Thai Fishing Slaves As Vulnerable as Ever
A joint publication released this month by the International Labour Rights Forum and the Migrant Workers Rights Network (MWRN) indicates that a change in approach is required to tackle the slavery problems in the Thai fishing industry. MWRN states:
Egregious labor rights abuses, including forced labor and human trafficking, have been documented across Thailand’s seafood sector in dozens of reports over more than a decade. Recently, unprecedented international attention on Thailand’s seafood industry, particularly the plight of migrant workers who make up the majority of the workforce, has prompted a flurry of action from governments, exporters and Western brands that sell Thai seafood.
Despite the growing number of government and industry initiatives, migrant workers in Thailand remain as vulnerable to abuse as ever. New corporate supply chain monitoring programs are applying a failed CSR model that lacks genuine worker feedback and representation. Meanwhile, Thai labor law continues to prohibit migrant workers from organizing trade unions and thus seeking to bargain collectively with employers for better wages and working conditions.
So even as global brands invest more resources into improving their monitoring initiatives, they are unlikely to achieve significant change to conditions on the ground, as the failures of the same model applied in other sectors have demonstrated. As long as workers do not have the power to hold employers and the global corporations that ultimately dictate prices accountable, these human rights abuses will continue.
The report highlights current worker-driven efforts to improve working conditions in Thailand’s seafood export industry. It presents case studies from the grassroots organization MWRN that, despite the limitations on unionization, is organizing migrant workers to negotiate for better conditions in their own workplaces and changing factories from the inside.

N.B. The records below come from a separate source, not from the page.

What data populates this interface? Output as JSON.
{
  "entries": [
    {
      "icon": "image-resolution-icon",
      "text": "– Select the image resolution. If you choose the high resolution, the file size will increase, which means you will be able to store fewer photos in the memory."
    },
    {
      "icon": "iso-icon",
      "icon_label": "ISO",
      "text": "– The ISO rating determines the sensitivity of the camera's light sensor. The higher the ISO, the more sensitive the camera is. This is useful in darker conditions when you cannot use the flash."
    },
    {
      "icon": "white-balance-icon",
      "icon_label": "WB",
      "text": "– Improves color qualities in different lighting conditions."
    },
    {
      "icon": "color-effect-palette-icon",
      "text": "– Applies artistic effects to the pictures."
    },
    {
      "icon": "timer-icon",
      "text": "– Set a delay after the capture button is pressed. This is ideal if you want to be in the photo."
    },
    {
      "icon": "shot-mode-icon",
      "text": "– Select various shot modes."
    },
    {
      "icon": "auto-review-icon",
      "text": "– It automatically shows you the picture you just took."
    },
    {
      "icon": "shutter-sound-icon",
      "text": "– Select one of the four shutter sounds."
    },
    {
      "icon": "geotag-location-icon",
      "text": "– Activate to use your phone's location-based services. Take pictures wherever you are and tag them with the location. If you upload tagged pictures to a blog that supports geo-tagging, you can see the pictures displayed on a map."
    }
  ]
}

These case studies demonstrate how worker-driven solutions have effectively resolved some of the most common abuses faced by migrant workers in Thailand. They should be used as a guide by industry and government leaders looking for long-term solutions to the human trafficking problem in Thailand.
By negotiating directly with employers and holding them accountable for illegal labor practices, MWRN has successfully intervened on behalf of tens of thousands of migrant workers in hundreds of cases. MWRN has secured more than 10 million baht (about $281,000) as compensation for unpaid wages to migrant workers, mostly in the seafood sector.
The successes of MWRN, which is migrant-led and migrant-organized, highlights the capacity of migrant workers to improve their own conditions and workplaces when given the chance.
There are 3-4 million migrant workers in Thailand. Most come from neighboring Myanmar, though there are sizable populations of migrants from Cambodia and Laos as well. These workers are the drivers of Thailand’s booming export economy, filling a labor shortage in industries many Thais will not work in, including manufacturing, construction and seafood harvesting and processing. Abuses are not isolated to the seafood sector, but can be found in most areas in which migrant workers make up a large proportion of the working force. In seafood harvesting and processing, migrant workers make up about 90 percent of the workforce.
Discrimination against migrant workers is systematic and legalized. Hence, eradicating abuses requires that the Thai government acts in several key areas including: ending official corruption and impunity for public officials involved in abuse of migrant workers; protecting migrant workers’ rights to organize and collectively bargain; increasing oversight over private employment agencies and brokers and enacting and enforcing judicial reforms to stop the torture of migrant workers accused of crimes and ensuring human rights defenders and journalists can conduct their work without fear of retaliation.
Companies also have an ability and a responsibility to do much more to address the human rights in their own seafood supply chains, as established in the UN Guiding Principles for Business and Human Rights and OECD Guidelines on Multinational Enterprises. The report provides recommendations for companies buying from Thailand to fulfill their human rights due diligence responsibilities, including sourcing policies and their implementation with suppliers to support long-lasting change that ensures respect for workers’ rights in seafood supply chains.
The report is available here.
The opinions expressed herein are the author's and not necessarily those of The Maritime Executive.